A new traffic diversion program, which started Monday, will allow Cortland County residents who don’t have a criminal history to potentially avoid getting points on their state drivers licenses, District Attorney Patrick Perfetti said Tuesday in a release. Previously, motorists who were pulled over and cited for a traffic violation had two options: plead guilty and pay the fine or go to a local court to contest the ticket.
With this program, a third option will allow cited motorists to visit a website, www.cortlandny.diversionconnect.com, and register for an application to be reviewed by the District Attorney’s Office. If accepted, the motorist can take a $200 driver safety course and be released from the offense. No report will be sent to the state Department of Motor Vehicles.
“The alleged offender will now be allowed to get online, apply for the program, and possibly avoid getting points on his or her license and a court date,” Perfetti said.
Drivers who get 11 points in 18 months see their licenses suspended. And points can increase insurance premiums.
Perfetti initially suggested a program like this two years ago, and called for it again a year ago. It would save the county the cost of hiring staff because the state now requires district attorneys to provide evidence in every single traffic case, which Perfetti said would require hiring staff.
It also keeps more money local, because under the state’s current structure, 53% of a traffic fine goes to the state, 42% to the municipal court and 5% goes to the county.
However, progress on the plan stalled a year ago when county legislature resolutions would have sent the income — $300,000 a year or more — to the general fund rather than kept under the district attorney’s control. Perfetti said in November 2019 that was unethical.
“I can’t be selling my discretionary authority to generate money for the county legislature,” he said then.
In July, facing courts reopening during the coronavirus pandemic, Perfetti told legislators he would seek an outside contractor to administer the program, which he can do without legislature approval.
About 10% of the $200 fee would go toward Diversion Management; the rest would go into a fund for law enforcement purposes.
In 2019, 3,906 traffic violations were given out by the Cortland County Sheriff’s Office, Capt. Rob Derksen said. That was a 39% decline from 2018, which had 6,389 traffic violations cited.

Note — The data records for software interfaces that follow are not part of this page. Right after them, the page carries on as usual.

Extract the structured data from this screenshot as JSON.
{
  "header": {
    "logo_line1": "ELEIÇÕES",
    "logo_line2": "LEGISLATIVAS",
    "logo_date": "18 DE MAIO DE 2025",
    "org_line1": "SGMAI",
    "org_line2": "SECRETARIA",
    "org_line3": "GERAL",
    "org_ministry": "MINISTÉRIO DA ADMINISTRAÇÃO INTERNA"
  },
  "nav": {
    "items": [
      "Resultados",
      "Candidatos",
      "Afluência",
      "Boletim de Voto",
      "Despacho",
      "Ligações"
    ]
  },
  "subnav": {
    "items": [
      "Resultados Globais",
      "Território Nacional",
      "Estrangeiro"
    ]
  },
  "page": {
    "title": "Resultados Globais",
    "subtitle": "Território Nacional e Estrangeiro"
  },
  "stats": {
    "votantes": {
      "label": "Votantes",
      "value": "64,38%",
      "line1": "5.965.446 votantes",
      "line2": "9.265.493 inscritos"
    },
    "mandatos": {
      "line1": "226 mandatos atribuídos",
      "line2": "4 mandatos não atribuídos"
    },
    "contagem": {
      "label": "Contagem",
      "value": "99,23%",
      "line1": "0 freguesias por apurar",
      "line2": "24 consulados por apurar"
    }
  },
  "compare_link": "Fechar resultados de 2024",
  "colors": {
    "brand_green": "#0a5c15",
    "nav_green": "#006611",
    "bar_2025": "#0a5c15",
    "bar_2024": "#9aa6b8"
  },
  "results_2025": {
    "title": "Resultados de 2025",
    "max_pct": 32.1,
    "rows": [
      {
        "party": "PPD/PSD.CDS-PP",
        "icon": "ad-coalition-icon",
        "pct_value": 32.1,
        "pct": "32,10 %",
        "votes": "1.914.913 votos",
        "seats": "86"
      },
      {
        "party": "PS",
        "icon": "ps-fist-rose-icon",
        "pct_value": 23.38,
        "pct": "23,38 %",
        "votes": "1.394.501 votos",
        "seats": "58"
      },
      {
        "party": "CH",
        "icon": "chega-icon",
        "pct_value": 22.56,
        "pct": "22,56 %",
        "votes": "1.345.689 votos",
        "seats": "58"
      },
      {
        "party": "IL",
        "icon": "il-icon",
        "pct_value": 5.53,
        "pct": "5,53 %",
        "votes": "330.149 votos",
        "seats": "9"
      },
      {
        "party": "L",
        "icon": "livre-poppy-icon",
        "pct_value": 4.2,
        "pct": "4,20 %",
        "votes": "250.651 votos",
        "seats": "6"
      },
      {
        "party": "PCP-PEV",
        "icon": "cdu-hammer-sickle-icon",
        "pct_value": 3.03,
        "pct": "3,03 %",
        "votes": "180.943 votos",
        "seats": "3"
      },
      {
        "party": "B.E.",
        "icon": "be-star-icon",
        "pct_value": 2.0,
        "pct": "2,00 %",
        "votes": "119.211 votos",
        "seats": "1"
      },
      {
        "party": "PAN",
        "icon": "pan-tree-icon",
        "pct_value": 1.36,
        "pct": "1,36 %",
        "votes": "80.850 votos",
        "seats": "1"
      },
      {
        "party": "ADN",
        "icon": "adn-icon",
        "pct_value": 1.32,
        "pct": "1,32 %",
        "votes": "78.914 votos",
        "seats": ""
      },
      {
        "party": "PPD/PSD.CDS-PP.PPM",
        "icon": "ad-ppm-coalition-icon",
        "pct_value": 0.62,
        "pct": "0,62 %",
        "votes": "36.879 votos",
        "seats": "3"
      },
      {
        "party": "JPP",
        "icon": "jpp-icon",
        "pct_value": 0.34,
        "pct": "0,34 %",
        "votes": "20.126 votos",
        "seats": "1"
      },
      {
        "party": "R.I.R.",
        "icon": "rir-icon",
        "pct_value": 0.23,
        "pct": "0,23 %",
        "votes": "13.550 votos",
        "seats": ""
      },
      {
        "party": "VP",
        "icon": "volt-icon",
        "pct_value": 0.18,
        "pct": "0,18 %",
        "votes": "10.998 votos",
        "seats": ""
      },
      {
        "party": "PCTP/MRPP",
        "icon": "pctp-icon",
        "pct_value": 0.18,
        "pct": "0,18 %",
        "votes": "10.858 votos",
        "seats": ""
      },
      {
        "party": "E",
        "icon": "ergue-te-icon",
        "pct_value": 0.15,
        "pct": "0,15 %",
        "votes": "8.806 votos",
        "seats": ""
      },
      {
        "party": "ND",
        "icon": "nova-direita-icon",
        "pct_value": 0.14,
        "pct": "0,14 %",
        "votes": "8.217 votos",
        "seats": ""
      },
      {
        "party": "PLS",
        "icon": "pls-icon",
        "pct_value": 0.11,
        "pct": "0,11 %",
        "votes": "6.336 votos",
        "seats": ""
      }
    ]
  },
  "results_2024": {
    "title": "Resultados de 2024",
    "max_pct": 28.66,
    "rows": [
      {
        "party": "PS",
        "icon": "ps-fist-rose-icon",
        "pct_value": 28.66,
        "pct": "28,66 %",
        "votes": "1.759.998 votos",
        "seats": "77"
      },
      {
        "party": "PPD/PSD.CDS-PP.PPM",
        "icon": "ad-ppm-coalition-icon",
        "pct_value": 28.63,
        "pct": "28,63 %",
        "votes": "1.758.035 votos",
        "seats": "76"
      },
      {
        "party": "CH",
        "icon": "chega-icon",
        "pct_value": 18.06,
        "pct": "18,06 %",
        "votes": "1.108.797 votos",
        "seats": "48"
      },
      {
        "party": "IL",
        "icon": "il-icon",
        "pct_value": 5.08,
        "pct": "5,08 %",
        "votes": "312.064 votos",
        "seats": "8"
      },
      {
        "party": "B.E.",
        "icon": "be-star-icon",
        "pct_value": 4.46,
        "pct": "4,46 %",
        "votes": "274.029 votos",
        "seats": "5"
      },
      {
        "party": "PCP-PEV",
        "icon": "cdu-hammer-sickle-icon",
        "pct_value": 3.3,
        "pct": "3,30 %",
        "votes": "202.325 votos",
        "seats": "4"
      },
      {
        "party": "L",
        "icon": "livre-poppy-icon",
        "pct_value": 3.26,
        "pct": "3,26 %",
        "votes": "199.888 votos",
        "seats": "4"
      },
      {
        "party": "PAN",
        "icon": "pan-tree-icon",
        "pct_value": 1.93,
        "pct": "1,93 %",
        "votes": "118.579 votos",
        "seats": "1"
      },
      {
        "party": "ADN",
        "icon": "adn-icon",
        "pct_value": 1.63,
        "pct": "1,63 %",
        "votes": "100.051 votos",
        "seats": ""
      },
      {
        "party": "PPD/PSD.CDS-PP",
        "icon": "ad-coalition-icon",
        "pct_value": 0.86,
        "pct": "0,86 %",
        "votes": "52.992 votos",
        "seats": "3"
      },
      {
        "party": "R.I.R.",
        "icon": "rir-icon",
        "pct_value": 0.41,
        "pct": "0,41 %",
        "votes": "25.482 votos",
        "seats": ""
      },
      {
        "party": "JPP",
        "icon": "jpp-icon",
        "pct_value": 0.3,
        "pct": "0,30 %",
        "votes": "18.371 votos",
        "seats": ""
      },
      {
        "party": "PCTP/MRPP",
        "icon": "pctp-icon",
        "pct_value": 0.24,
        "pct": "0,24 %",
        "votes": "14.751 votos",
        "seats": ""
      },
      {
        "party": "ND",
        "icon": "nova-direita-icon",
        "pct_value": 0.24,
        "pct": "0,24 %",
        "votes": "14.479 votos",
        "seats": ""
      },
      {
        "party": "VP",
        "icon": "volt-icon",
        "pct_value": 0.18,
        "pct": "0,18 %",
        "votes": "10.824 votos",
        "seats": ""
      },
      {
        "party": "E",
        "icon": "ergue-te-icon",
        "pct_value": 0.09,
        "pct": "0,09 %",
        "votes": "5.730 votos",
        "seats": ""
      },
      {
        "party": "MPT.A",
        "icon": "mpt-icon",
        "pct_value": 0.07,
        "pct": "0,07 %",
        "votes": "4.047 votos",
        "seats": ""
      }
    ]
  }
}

Derksen didn’t have specific numbers for 2020 but said that they were likely below 2019’s figure, as there was limited contact with the public during the beginning of the coronavirus pandemic except for the most egregious offenses, he said.
Derksen didn’t give an opinion on the new program, stating that as law enforcement agents, Sheriff’s officers pass out cards following tickets for people’s options on what they can do such as plead guilty, appeal, or now, take the course.
The officers, he said, are just there to provide the defendants with options.
Perfetti’s office will concentrate on the more severe breaches of the law and let the diversion program handle the lesser offenses, such as these traffic violations.
Perfetti also said that it will help reduce person-to-person contact, which has been a concern during the coronavirus pandemic.
“We’ll sit back and see how successful it will be,” Perfetti said.
Staff Reporter S.N Briere contributed to this report.